[7] “God’s retributive justice: punishing the wicked.”

[8] “God’s remunerative justice: rewarding the righteous.”

[9] How the Righteousness and Justice of God is revealed:
In the punishment of the wicked: Psa. 11:4-7; Exod. 9:23-27; Dan. 9:12-14 and Rev. 16:5, 6.

In forgiving the sins of the penitent: 1 John 1:9

In keeping His word and promise to His children: Neh. 9:7, 8

In showing Himself to be the vindicator of His people from all their enemies: Psa. 129:1-4

In the rewarding of the righteous: Heb. 6:10; 2 Tim. 4:8
Mercy and Loving-kindness of God

[1] “Mercy is usually exercised in connection with guilt; it is that attribute of God which leads Him to seek the welfare, both temporal and spiritual, of sinners, even though at the cost of great sacrifice on His part.” (Eph. 2:4; Rom. 5:8)

[2] “Loving-kindness is that attribute of God which leads Him to bestow upon His obedient children His constant and choice blessing.” (Rom. 8:32)

[3] Scriptural statement of the mercy and loving-kindness of God: Psa. 103:8; Deut. 4:31; Psa. 86:15; Luke 15:11-32

[4] How the Mercy and Loving-kindness of God are manifested.
In general: We must not forget that God is absolutely sovereign in the bestowal of His blessings (Rom. 9:18; Psa. 86:5).

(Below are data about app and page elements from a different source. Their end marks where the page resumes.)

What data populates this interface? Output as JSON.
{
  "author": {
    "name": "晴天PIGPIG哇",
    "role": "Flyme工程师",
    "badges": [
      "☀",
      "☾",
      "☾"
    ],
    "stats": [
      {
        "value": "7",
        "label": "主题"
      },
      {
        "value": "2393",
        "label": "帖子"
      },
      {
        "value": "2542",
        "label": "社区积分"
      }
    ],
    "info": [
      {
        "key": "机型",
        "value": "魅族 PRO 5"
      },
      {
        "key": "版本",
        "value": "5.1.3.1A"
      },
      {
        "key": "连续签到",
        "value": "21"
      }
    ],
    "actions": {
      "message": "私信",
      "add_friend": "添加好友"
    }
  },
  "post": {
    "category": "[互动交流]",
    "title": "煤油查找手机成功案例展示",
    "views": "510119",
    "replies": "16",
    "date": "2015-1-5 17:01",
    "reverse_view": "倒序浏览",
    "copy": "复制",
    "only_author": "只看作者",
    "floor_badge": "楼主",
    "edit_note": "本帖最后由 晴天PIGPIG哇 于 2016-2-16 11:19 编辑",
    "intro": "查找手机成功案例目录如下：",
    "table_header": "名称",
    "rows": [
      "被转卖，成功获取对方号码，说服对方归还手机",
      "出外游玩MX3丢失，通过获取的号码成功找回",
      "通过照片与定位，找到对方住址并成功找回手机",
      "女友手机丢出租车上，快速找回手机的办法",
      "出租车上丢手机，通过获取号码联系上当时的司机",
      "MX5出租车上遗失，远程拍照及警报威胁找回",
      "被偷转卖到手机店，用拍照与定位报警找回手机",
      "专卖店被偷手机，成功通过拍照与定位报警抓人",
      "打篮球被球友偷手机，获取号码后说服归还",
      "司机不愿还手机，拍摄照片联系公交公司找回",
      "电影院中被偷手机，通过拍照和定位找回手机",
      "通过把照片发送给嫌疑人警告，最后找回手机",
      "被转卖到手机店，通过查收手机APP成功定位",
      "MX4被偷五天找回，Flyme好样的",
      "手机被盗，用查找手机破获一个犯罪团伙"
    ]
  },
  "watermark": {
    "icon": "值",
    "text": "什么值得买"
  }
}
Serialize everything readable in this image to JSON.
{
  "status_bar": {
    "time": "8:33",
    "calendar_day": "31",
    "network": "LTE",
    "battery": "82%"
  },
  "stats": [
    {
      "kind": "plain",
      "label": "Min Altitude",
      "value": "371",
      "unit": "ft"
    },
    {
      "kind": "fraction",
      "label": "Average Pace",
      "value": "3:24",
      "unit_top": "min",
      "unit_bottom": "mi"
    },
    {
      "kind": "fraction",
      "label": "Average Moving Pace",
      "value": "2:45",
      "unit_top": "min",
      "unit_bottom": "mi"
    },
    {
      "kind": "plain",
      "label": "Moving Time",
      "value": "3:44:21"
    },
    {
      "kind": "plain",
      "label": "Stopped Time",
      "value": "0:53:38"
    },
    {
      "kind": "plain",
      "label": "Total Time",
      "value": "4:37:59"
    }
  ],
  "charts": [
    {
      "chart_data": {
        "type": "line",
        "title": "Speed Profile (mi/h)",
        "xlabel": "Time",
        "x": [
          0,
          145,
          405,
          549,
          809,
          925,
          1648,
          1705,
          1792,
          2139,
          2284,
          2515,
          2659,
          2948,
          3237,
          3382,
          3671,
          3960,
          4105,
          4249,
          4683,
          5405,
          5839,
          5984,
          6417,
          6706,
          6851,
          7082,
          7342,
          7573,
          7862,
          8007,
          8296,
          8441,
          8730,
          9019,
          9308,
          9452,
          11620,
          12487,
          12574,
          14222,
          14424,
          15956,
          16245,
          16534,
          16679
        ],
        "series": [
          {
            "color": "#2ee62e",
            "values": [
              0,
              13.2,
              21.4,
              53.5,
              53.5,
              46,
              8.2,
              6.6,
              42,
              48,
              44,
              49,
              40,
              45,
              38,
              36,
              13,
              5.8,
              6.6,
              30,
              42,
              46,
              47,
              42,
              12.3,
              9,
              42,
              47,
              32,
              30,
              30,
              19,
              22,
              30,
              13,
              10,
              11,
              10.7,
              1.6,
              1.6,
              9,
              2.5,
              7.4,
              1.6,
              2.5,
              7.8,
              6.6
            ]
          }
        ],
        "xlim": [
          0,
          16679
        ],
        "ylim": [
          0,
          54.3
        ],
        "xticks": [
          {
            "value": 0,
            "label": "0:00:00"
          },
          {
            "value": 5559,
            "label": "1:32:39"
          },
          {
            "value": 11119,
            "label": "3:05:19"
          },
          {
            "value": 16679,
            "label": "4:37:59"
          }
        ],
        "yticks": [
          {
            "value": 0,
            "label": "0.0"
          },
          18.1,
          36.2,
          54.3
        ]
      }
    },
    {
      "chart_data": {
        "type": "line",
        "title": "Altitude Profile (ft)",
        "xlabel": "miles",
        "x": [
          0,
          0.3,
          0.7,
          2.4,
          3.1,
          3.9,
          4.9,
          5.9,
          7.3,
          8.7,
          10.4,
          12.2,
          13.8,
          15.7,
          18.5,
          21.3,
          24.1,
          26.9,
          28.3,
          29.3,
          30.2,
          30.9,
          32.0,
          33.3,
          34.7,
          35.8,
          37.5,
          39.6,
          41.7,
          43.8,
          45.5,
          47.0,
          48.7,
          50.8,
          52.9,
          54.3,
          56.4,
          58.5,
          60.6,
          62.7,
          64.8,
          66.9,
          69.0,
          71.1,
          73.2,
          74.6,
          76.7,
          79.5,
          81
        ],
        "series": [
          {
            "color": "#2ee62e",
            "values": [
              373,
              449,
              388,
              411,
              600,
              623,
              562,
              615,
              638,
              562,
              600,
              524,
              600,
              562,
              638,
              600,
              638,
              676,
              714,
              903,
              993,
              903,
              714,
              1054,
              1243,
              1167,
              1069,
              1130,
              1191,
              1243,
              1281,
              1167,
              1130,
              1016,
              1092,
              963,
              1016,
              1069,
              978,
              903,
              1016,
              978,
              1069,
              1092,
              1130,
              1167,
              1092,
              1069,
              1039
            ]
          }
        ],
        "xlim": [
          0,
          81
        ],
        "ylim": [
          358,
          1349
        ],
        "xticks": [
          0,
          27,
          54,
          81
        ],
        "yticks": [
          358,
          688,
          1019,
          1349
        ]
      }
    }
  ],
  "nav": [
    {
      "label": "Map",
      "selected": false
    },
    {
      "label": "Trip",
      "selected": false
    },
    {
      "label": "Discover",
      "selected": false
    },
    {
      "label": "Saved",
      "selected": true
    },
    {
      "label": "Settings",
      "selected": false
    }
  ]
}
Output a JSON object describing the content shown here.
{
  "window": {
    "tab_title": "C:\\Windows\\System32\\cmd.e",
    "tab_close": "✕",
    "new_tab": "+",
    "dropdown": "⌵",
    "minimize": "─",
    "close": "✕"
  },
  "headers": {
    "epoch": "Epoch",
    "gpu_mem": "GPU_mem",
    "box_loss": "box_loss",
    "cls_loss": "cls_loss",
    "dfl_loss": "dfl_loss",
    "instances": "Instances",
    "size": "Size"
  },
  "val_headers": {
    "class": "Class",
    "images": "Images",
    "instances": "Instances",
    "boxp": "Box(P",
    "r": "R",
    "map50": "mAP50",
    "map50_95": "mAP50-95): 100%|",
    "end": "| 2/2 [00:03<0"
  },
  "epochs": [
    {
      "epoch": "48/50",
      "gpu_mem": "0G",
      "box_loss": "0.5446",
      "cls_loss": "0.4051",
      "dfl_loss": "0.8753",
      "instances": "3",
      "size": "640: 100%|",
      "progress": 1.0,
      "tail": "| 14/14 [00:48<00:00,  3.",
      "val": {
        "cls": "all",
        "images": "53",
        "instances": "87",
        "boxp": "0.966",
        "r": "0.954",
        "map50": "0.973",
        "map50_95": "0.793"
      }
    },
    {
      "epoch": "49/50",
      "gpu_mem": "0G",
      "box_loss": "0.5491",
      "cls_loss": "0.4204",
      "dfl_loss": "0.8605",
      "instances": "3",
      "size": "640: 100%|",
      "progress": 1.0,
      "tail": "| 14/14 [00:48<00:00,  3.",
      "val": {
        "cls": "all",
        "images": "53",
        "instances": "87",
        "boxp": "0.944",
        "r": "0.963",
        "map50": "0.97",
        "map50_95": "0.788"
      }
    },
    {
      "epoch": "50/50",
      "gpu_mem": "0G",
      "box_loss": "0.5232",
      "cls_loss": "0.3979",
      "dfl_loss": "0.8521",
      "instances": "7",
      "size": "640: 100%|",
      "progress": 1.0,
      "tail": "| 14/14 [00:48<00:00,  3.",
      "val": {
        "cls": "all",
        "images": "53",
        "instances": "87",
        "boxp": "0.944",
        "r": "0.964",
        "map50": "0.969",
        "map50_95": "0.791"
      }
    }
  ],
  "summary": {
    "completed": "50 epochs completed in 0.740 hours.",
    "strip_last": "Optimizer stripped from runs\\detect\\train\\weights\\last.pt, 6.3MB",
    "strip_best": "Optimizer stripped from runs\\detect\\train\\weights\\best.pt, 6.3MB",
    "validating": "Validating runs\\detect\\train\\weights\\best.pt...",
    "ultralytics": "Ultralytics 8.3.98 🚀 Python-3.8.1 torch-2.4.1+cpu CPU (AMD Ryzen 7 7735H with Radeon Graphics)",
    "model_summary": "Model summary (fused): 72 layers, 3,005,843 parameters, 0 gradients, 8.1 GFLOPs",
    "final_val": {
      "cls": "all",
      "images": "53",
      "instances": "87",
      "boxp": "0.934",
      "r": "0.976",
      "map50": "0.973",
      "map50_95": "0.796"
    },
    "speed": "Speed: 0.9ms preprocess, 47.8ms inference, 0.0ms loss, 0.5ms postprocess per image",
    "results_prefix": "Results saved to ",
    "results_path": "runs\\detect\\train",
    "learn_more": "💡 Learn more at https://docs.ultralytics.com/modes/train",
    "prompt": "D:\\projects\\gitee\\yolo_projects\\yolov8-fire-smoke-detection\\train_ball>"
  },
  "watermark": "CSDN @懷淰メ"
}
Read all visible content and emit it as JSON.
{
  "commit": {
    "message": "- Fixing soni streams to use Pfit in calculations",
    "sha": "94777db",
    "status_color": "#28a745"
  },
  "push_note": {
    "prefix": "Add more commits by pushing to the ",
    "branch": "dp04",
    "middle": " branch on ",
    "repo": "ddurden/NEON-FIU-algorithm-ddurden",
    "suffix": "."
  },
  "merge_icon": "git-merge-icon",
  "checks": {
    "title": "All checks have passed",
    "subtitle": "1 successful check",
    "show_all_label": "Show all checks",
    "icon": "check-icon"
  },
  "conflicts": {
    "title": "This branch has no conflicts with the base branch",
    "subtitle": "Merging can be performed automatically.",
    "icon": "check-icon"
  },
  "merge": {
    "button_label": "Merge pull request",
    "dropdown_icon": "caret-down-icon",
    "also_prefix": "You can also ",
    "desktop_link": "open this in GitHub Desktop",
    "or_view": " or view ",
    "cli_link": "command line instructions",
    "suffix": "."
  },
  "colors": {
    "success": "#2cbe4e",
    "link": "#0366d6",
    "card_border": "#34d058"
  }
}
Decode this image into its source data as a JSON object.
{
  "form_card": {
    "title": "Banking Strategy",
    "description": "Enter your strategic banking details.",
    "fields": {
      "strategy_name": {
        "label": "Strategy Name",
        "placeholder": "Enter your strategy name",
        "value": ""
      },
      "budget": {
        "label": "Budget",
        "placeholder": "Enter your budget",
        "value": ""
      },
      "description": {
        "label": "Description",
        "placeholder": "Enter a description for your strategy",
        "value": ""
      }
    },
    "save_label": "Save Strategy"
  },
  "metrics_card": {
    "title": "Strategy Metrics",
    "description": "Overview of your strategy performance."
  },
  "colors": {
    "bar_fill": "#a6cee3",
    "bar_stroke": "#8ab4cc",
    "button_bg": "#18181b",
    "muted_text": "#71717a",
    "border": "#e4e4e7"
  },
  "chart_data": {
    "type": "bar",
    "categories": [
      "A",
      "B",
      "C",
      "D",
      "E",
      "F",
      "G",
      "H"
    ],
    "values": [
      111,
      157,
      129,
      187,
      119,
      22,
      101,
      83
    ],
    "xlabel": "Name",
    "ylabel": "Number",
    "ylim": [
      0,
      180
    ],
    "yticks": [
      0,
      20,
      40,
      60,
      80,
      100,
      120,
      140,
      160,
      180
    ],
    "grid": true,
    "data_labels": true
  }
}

Mercy--towards sinners in particular: Luke 6:36; Matt. 5:45; Isa. 55:7; Prov. 28:13 and Psa. 51:1; 2 Pet. 3:9; Neh. 9:31

Loving-kindness towards the saints, in particular: Psa. 32:10; Phil. 2:27; Psa. 6:4; Psa. 21:7
Love of God

[1] “Christianity is really the only religion that sets forth the Supreme Being as Love. The gods of the heathen are angry, hateful beings, and are in constant need of appeasing.”

[2] Scriptural statements of the Love of God: 1 John 3: 16; 4:8-16; John 3:16). “The love of God is of such a nature that it betokens a constant interest in the physical and spiritual welfare of His creatures as to lead Him to make sacrifices beyond human conception to reveal that love.”

[3] The objects of God’s Love.
Jesus Christ, God’s only-begotten Son, is the special object of His Love (Matt. 3:17; Matt. 17:5; Luke 20:13). “The love of God is broader than the measure of man’s mind. God desires the salvation of all men.”

Believers in His Son, Jesus Christ, are special objects of God's Love (John 14:21-23; 16:27; 17:23).

God loves the world of sinners and ungodly men (Jh 3:16; Rom. 5:8; 1 Tim 2:4)
[4] How the Love of God reveals Itself.
In making infinite sacrifice for the salvation of men (1 John 4:9, 10). The Cross of Calvary is the highest expression of the love of God for sinful man. He gave not only a Son, but His only Son, His well-beloved.

In bestowing full and complete pardon on the penitent (Isa. 38:17; Eph. 2:4,5)

In remembering His children in all the varying circumstances of life (Isa. 63:9; 49:15, 16)

No comments: